___ Records shown
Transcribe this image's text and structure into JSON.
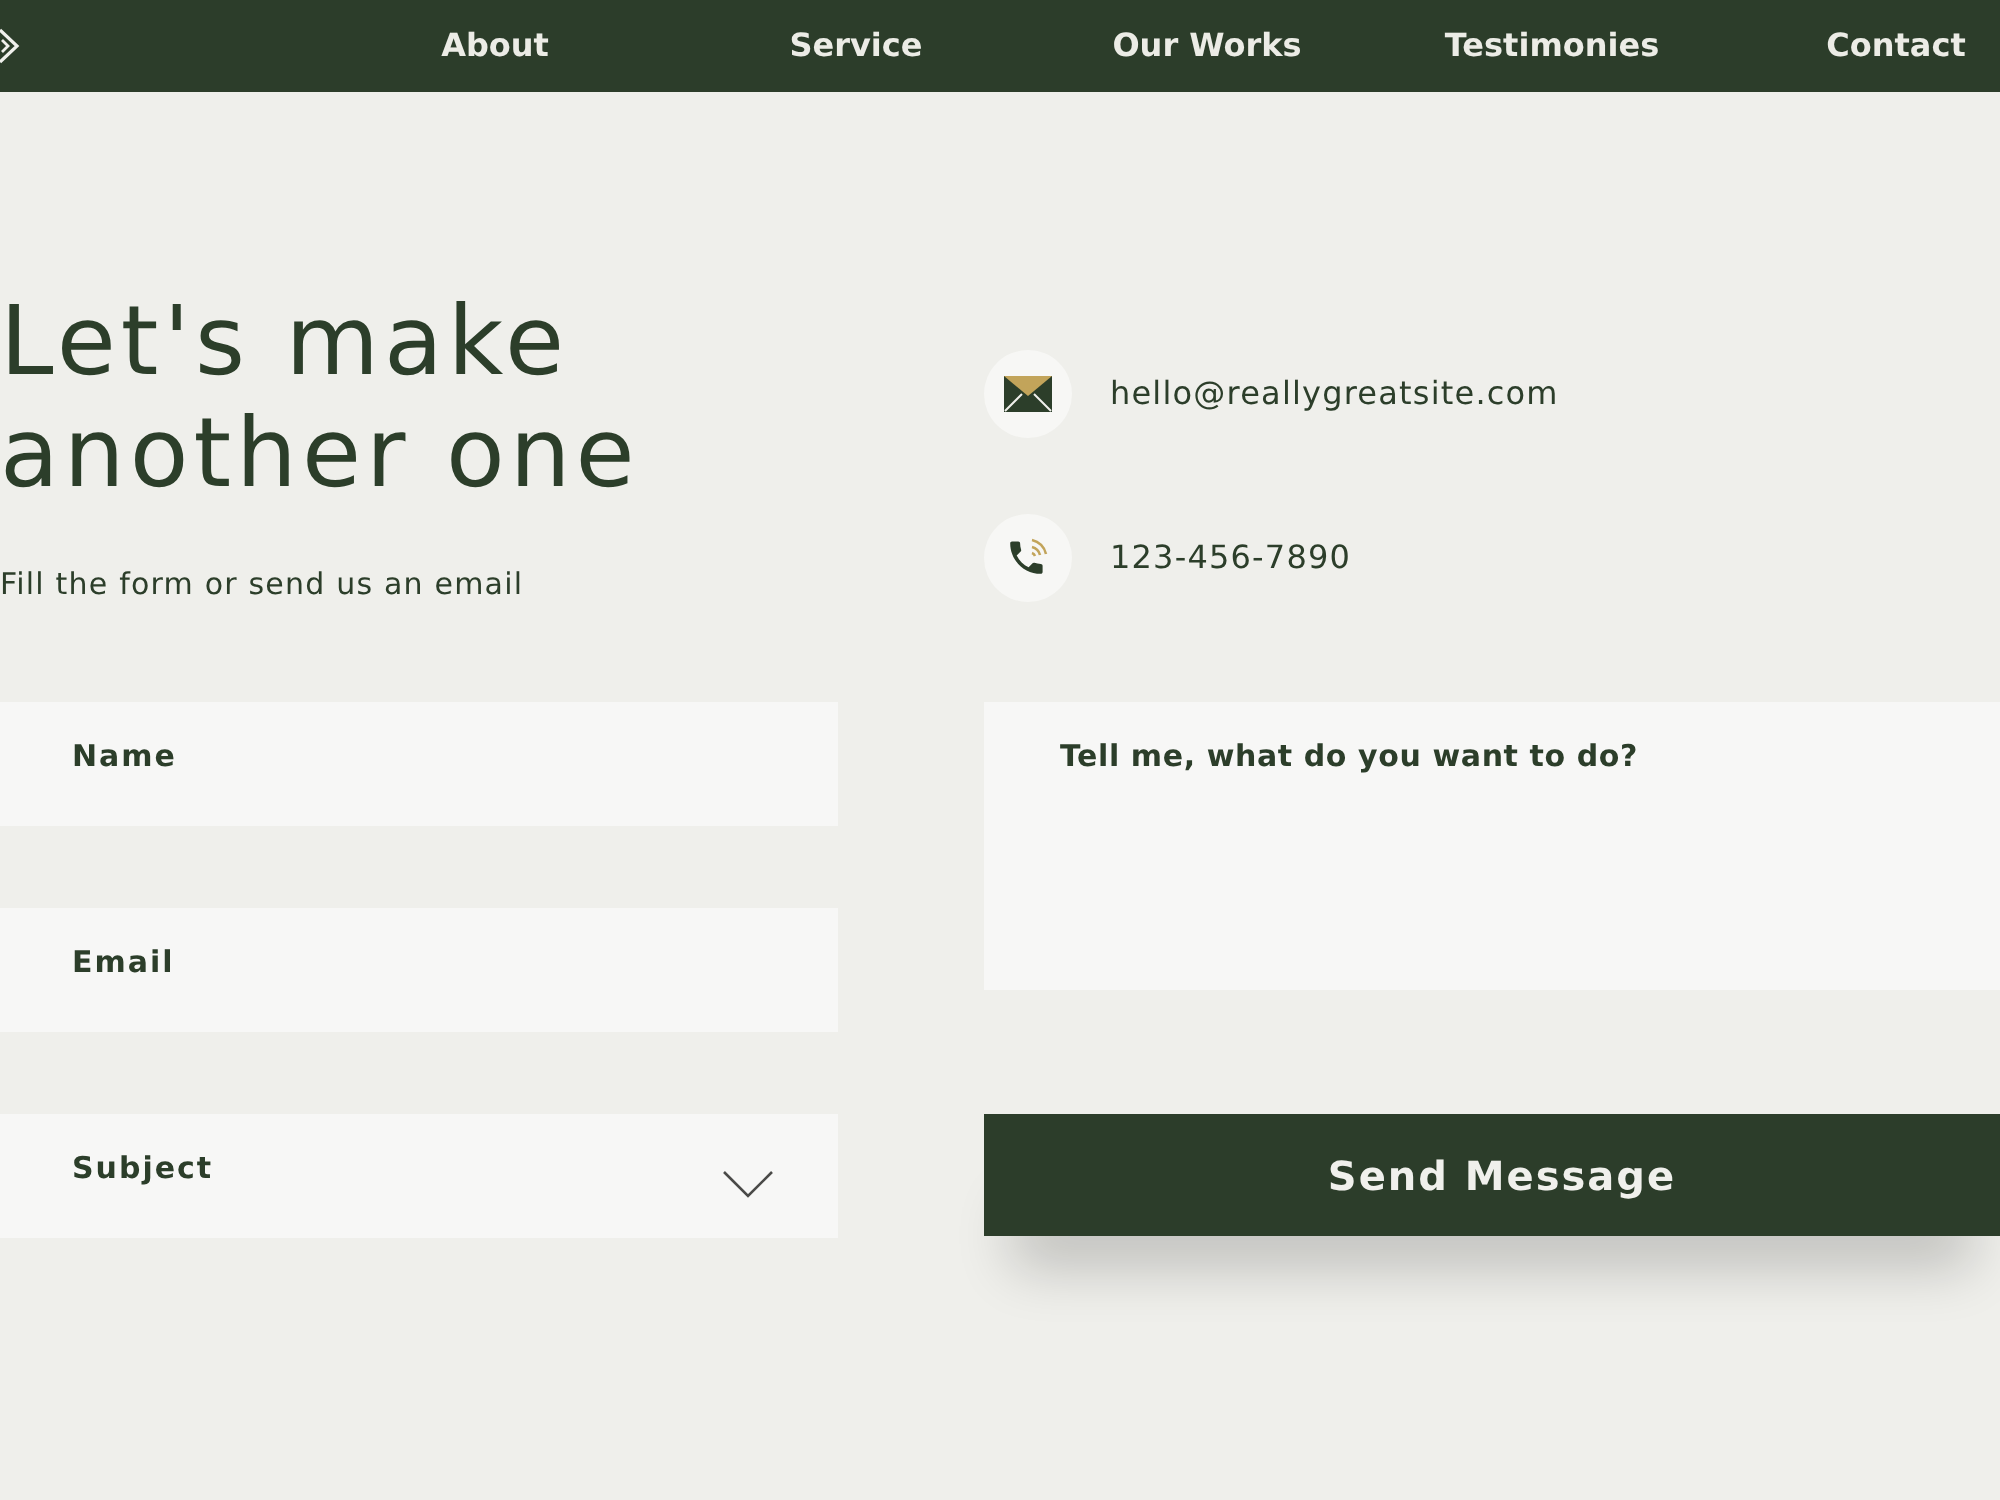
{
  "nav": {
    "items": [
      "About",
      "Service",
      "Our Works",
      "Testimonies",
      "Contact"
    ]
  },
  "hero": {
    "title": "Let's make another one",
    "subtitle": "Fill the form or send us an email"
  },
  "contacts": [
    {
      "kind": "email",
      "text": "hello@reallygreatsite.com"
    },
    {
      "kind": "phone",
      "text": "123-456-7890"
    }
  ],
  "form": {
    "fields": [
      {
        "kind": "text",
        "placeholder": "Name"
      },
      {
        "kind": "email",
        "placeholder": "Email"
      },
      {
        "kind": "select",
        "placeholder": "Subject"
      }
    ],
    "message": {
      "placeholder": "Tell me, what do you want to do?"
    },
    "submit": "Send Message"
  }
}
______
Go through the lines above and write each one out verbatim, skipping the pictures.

Solution for this task
Transcribe this image's text and structure into JSON.
{
  "nav": {
    "items": [
      "About",
      "Service",
      "Our Works",
      "Testimonies",
      "Contact"
    ]
  },
  "hero": {
    "title": "Let's make another one",
    "subtitle": "Fill the form or send us an email"
  },
  "contacts": [
    {
      "kind": "email",
      "text": "hello@reallygreatsite.com"
    },
    {
      "kind": "phone",
      "text": "123-456-7890"
    }
  ],
  "form": {
    "fields": [
      {
        "kind": "text",
        "placeholder": "Name"
      },
      {
        "kind": "email",
        "placeholder": "Email"
      },
      {
        "kind": "select",
        "placeholder": "Subject"
      }
    ],
    "message": {
      "placeholder": "Tell me, what do you want to do?"
    },
    "submit": "Send Message"
  }
}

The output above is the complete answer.